Meet Sidney and Rachel
Sidney and Rachel had lived in their home since it was new. They built it just after Sidney got a promotion to regional sales manager for a shoe distributor. Through the years, the house was remodeled twice and expanded to add a loft bedroom. Even when their children were grown with families of their own, they all remained close, with frequent family gatherings for holidays and birthdays.
Sidney and Rachel had paid off the mortgage and two second mortgages before Sidney retired. So in addition to being the center of family life, the house had also become the couple's biggest asset.
Rachel always hoped the house would remain in the family when she and Sidney were gone. She often talked about leaving it to their oldest son, Mark, who promised that he and his wife would continue the tradition of hosting the family for holidays and birthday dinners. However, as Sidney's Alzheimer's disease progressed, Rachel worried that Sidney would need to move into a nursing home. With the high cost of long-term care, Rachel knew their savings wouldn't last long. Sidney would eventually need to qualify for Medicaid to pay the bills.
If you or a loved one is struggling with Alzheimer’s, you may find this story to be inspirational. “[The] true life story of an Alzheimer’s sufferer and his contribution towards understanding and dealing with [the disease].” You may find this program, Seven Second Memory, to prove beneficial.
Rachel’s biggest question was, "Will I lose my home?"
For a great many people who need Medicaid benefits for long term care, the home makes up most of their life savings. Often, it's all a couple has to pass on to their children.
You may not know that the home is an exempt asset according to Medicaid. It continues to be exempt as long as the community spouse lives there. However, after both the ill spouse and the healthy spouse pass away, the property may no longer be protected.
What Is Estate Recovery?
According to the Omnibus Budget Reconciliation Act of 1993 (OBRA-93), the state has the right to take back whatever it paid for the care of a Medicaid applicant. And because you have to be "broke" to qualify for Medicaid, usually the only property of substantial value that a person on Medicaid is likely to own when they die is their own home.

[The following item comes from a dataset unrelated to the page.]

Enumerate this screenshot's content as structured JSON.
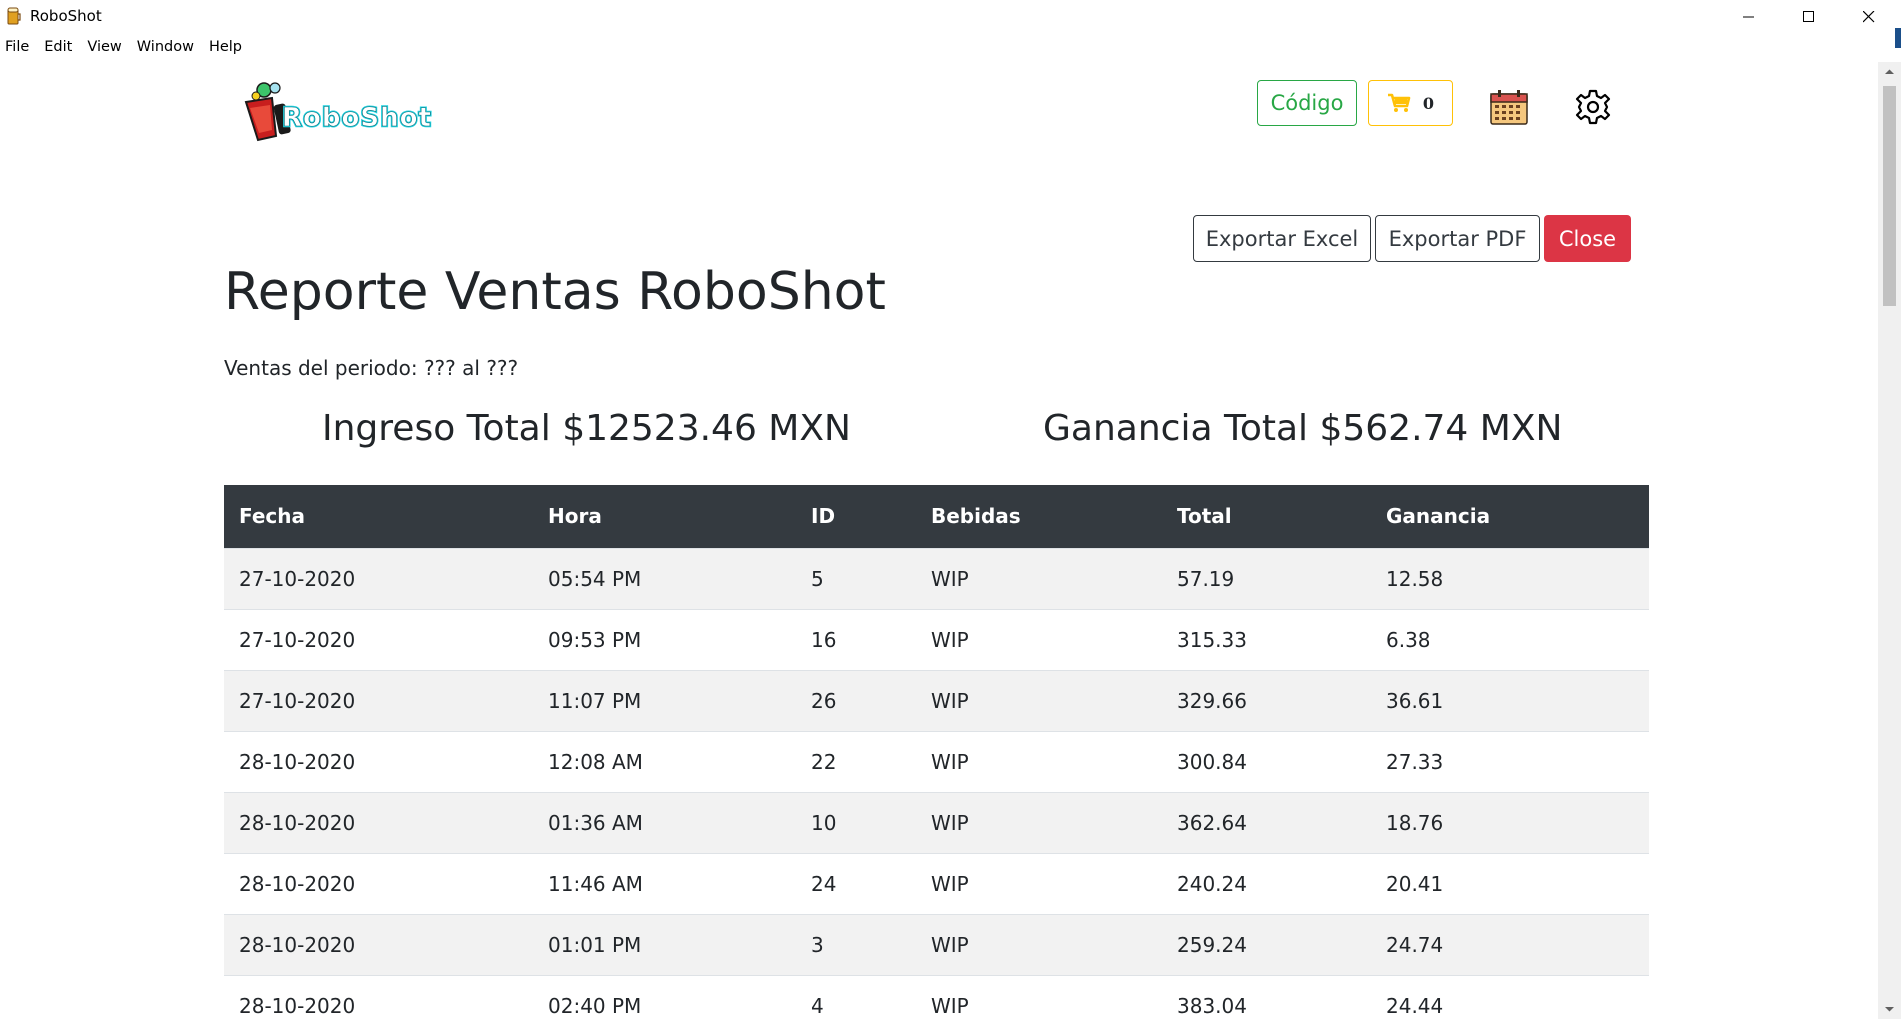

When OBRA-93 was passed, each state established an Estate Recovery Unit (ERU) to go out and find what assets they can take back from those that received Medicaid benefits!
Because the home is the largest asset a couple can keep (while still qualifying for Medicaid), in most states it is also the main target of estate recovery.
After both the community spouse and the ill spouse die, the state's estate recovery unit has the authority to take just about any property that the Medicaid recipient had their name on. In most cases, that means going back to the house.
For example, if Sidney dies before Rachel after living in a nursing home for two years and Medicaid has paid the nursing home $3,000 per month, the state will have paid $72,000 for Sidney's care ($3,000 per month times 24 months). If the family home where Rachel lives is worth $100,000, the state would have a claim for the first $72,000 that comes from the sale of the house.
So, the house is protected while Rachel is alive. However, when she passes, the state may force the sale of the house. Whatever's left over after Medicaid is paid back ($100,000 minus the $72,000 taken out to repay Medicaid) would go to their children.
A Married Couple Strategy For Protecting The Family Home From Recovery
According to federal law, a married Medicaid applicant is allowed to transfer the home to his or her spouse - without any penalty. Once the transfer is made (meaning the ill spouse no longer has any interest in the house), the community spouse may be able to make some changes to that asset. In some states the community spouse can even give the house away!
That sort of gift, of course, would create a period of Medicaid ineligibility if the community spouse needs nursing home care within the five-year look-back period.
The family home remains one of the most difficult assets to protect because of timing, but there are proven strategies that make it possible to protect the home from Medicaid Recovery.
The Society of Medicaid Planners offers a free download of their report “Medicaid Secrets Revealed by Dan Stemen. The report offers information on qualifying for Nursing Home Medicaid without losing the family home to recovery or spending down your life savings.
Healthy couples may be interested in protecting their assets by using an income-only, self-settled asset protection trust. Visit LivingTrustPlus.com to locate an attorney. For attorneys who want to offer this form of asset protection, click here.
The National Care Planning Council provides a resource for long term care planning with educational information and lists of professional elder care service providers.
Evan H. Farr on Google +